Natural burial sites have varying rules on whether memorials can be used. Usually, any memorials made from unnatural materials won’t be allowed. This is because they may interfere with the natural habitats of wildlife. But some natural burial sites allow plaques and other memorials made from materials that naturally decay over time. You may find that some natural burial sites offer a more eco-friendly way of remembering a loved one, such as planting a memorial tree, scattering wildflower seeds, or placing a stone tablet that’s in keeping with the area.
Can you visit a natural burial site?
Yes. It’s best to check visiting times with the site that you choose. But most will allow people to visit graves at any time during daylight hours. A lot of natural burial sites also use a digital map of the grounds so that you can easily find a burial plot.
Can you leave flowers or ornaments on the grave?
Any flowers or ornaments left at graves is usually not encouraged at a natural burial site. This is because they can require maintenance and potentially interfere with the natural habitat. The idea of natural burial is to create or preserve the environment so the site owner might suggest something more environmentally-friendly like planting a tree or scattering seeds.
What to wear to a woodland burial?
If you’re organising a woodland burial for a loved one it’s up to you what guests wear. You could choose traditional black. Or you could ask guests to put on something colourful to celebrate the person’s life. Whatever you choose keep in mind the practicalities of a woodland burial. If you’re having a graveside service, for example, you might need to remind guests to bring suitable shoes and waterproof jackets. Ask the burial site owner what they think too. They should be able to tell you what other guests tend to wear or what they think may be appropriate.
Is a natural burial right for you?
Now you know more about natural burials you may find it’s the right option for you and your funeral plans. But here are just a few more things to consider before you make up your mind:
- Your nearest natural burial site may not be just around the corner. Would your family be okay with travelling a bit further to visit?
- Tell your family and friends that you’re thinking about a natural burial. How do they feel about it? Would they be happy if you didn’t have a permanent grave marker?

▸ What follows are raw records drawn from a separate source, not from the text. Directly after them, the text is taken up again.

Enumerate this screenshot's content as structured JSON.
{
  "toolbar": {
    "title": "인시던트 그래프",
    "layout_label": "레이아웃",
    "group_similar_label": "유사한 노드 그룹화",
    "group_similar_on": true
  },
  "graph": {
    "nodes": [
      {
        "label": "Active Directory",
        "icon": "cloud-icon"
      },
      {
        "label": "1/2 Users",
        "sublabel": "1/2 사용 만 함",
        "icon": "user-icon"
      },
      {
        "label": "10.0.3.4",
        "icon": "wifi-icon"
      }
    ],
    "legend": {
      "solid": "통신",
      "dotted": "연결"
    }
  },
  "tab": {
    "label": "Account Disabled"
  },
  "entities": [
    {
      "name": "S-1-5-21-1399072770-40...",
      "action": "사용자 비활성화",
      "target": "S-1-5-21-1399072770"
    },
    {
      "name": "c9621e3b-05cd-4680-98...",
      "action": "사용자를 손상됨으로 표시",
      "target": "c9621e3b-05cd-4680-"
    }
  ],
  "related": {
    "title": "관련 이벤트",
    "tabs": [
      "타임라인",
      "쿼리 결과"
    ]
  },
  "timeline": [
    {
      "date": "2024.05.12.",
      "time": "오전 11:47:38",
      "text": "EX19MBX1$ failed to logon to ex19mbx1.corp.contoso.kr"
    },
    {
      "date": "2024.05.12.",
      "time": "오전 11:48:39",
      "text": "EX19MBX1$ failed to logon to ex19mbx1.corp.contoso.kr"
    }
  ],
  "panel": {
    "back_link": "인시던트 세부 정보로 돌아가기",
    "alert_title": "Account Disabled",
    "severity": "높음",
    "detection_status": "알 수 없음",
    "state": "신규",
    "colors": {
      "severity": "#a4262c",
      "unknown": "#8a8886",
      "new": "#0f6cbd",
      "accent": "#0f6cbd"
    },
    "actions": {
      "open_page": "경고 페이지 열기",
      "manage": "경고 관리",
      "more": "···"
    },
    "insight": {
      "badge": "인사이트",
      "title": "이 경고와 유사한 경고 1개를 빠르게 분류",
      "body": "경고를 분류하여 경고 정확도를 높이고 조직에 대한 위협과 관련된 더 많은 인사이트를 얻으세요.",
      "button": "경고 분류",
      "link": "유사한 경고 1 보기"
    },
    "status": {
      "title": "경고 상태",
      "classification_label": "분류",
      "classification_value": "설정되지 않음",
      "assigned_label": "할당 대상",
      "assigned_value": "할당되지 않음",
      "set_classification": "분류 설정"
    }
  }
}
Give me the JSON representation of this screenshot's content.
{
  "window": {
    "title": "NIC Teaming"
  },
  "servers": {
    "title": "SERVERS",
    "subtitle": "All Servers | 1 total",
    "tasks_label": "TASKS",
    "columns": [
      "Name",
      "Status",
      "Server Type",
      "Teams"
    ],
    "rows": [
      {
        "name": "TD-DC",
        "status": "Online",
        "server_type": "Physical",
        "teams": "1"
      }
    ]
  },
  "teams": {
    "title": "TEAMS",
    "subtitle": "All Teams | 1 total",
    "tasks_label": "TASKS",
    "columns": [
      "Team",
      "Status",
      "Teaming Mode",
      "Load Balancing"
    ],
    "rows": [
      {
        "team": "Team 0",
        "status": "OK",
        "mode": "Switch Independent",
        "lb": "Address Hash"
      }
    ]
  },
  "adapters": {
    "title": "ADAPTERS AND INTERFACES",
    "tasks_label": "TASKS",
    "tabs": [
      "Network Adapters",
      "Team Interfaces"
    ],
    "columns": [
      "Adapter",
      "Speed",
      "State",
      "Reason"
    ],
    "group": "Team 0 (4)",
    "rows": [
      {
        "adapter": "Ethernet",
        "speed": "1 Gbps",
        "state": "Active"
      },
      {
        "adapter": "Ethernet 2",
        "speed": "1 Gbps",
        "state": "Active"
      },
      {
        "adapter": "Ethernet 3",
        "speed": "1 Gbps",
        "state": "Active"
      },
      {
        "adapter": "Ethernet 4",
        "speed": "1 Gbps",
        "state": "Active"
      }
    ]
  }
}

- Do you feel comfortable with the idea of not having a traditional coffin? Explore all your options when you contact a natural burial site to find what’s suitable for you.